## Directions
Set down the material exactly. Keep every line.

## Input data

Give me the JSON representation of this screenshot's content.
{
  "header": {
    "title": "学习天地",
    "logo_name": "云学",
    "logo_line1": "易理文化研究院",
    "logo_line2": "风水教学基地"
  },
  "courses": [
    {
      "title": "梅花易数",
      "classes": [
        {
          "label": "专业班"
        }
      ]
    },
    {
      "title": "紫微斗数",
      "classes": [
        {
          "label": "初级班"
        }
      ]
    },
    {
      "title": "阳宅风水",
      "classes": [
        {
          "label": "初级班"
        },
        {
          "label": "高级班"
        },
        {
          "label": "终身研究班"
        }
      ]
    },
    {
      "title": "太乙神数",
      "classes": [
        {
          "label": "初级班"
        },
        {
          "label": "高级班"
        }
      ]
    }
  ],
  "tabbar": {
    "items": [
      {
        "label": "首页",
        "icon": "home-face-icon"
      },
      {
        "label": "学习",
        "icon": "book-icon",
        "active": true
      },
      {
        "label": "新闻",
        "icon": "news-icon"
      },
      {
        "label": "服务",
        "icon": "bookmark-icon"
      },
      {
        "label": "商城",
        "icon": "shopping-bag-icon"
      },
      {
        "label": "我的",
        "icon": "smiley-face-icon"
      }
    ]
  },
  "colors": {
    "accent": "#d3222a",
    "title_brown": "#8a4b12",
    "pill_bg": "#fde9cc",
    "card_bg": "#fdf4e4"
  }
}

## Your response
Give me the JSON representation of this screenshot's content.
{
  "header": {
    "title": "学习天地",
    "logo_name": "云学",
    "logo_line1": "易理文化研究院",
    "logo_line2": "风水教学基地"
  },
  "courses": [
    {
      "title": "梅花易数",
      "classes": [
        {
          "label": "专业班"
        }
      ]
    },
    {
      "title": "紫微斗数",
      "classes": [
        {
          "label": "初级班"
        }
      ]
    },
    {
      "title": "阳宅风水",
      "classes": [
        {
          "label": "初级班"
        },
        {
          "label": "高级班"
        },
        {
          "label": "终身研究班"
        }
      ]
    },
    {
      "title": "太乙神数",
      "classes": [
        {
          "label": "初级班"
        },
        {
          "label": "高级班"
        }
      ]
    }
  ],
  "tabbar": {
    "items": [
      {
        "label": "首页",
        "icon": "home-face-icon"
      },
      {
        "label": "学习",
        "icon": "book-icon",
        "active": true
      },
      {
        "label": "新闻",
        "icon": "news-icon"
      },
      {
        "label": "服务",
        "icon": "bookmark-icon"
      },
      {
        "label": "商城",
        "icon": "shopping-bag-icon"
      },
      {
        "label": "我的",
        "icon": "smiley-face-icon"
      }
    ]
  },
  "colors": {
    "accent": "#d3222a",
    "title_brown": "#8a4b12",
    "pill_bg": "#fde9cc",
    "card_bg": "#fdf4e4"
  }
}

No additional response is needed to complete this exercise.